[[ Data under study open ]]
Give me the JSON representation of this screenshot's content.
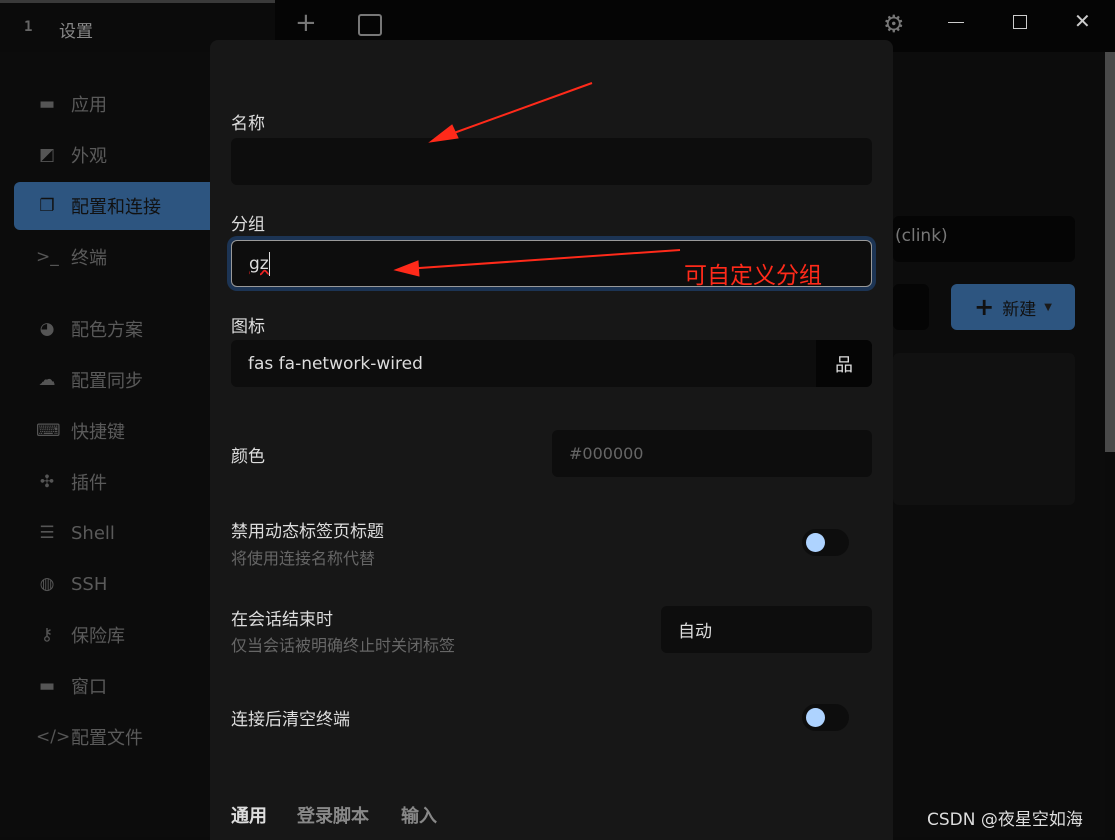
{
  "window": {
    "tab_number": "1",
    "tab_title": "设置"
  },
  "sidebar": {
    "items": [
      {
        "label": "应用",
        "icon": "window-icon"
      },
      {
        "label": "外观",
        "icon": "swatchbook-icon"
      },
      {
        "label": "配置和连接",
        "icon": "clone-icon",
        "active": true
      },
      {
        "label": "终端",
        "icon": "terminal-icon"
      },
      {
        "label": "配色方案",
        "icon": "palette-icon"
      },
      {
        "label": "配置同步",
        "icon": "cloud-icon"
      },
      {
        "label": "快捷键",
        "icon": "keyboard-icon"
      },
      {
        "label": "插件",
        "icon": "puzzle-icon"
      },
      {
        "label": "Shell",
        "icon": "list-icon"
      },
      {
        "label": "SSH",
        "icon": "globe-icon"
      },
      {
        "label": "保险库",
        "icon": "key-icon"
      },
      {
        "label": "窗口",
        "icon": "window-icon"
      },
      {
        "label": "配置文件",
        "icon": "code-icon"
      }
    ]
  },
  "background": {
    "shell_value": "(clink)",
    "new_button": "新建"
  },
  "dialog": {
    "name_label": "名称",
    "name_value": "",
    "group_label": "分组",
    "group_value": "gz",
    "icon_label": "图标",
    "icon_value": "fas fa-network-wired",
    "color_label": "颜色",
    "color_placeholder": "#000000",
    "disable_dynamic_title": {
      "label": "禁用动态标签页标题",
      "desc": "将使用连接名称代替",
      "on": false
    },
    "on_session_end": {
      "label": "在会话结束时",
      "desc": "仅当会话被明确终止时关闭标签",
      "value": "自动"
    },
    "clear_terminal": {
      "label": "连接后清空终端",
      "on": false
    },
    "tabs": [
      "通用",
      "登录脚本",
      "输入"
    ],
    "active_tab": "通用"
  },
  "annotation": {
    "text": "可自定义分组",
    "color": "#ff2a1a"
  },
  "watermark": "CSDN @夜星空如海",
  "colors": {
    "accent": "#2d5580",
    "toggle_knob": "#aed3ff"
  }
}
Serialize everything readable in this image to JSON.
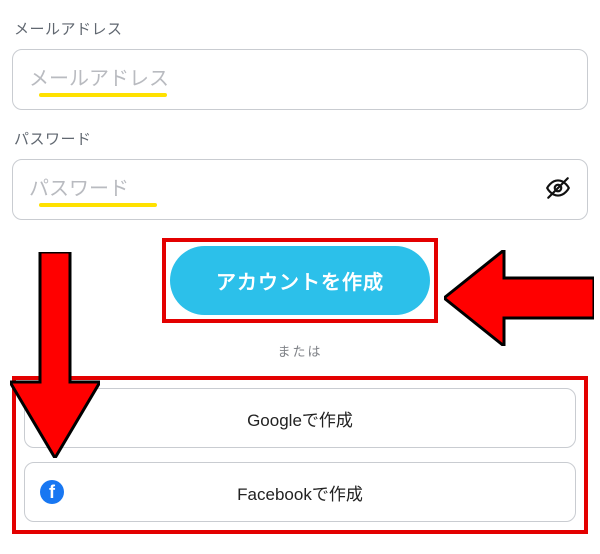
{
  "email": {
    "label": "メールアドレス",
    "placeholder": "メールアドレス"
  },
  "password": {
    "label": "パスワード",
    "placeholder": "パスワード"
  },
  "primary_button": "アカウントを作成",
  "separator": "または",
  "social": {
    "google": "Googleで作成",
    "facebook": "Facebookで作成"
  },
  "colors": {
    "primary": "#2cc0ea",
    "highlight_border": "#e30000",
    "underline": "#ffe100",
    "arrow_fill": "#ff0000",
    "arrow_stroke": "#000000"
  },
  "annotations": {
    "arrow_down": "points to social login buttons",
    "arrow_left": "points to create account button"
  }
}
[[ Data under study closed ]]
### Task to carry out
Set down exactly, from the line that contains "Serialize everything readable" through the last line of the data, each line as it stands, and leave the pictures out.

### Answer section
Serialize everything readable in this image to JSON.
{
  "email": {
    "label": "メールアドレス",
    "placeholder": "メールアドレス"
  },
  "password": {
    "label": "パスワード",
    "placeholder": "パスワード"
  },
  "primary_button": "アカウントを作成",
  "separator": "または",
  "social": {
    "google": "Googleで作成",
    "facebook": "Facebookで作成"
  },
  "colors": {
    "primary": "#2cc0ea",
    "highlight_border": "#e30000",
    "underline": "#ffe100",
    "arrow_fill": "#ff0000",
    "arrow_stroke": "#000000"
  },
  "annotations": {
    "arrow_down": "points to social login buttons",
    "arrow_left": "points to create account button"
  }
}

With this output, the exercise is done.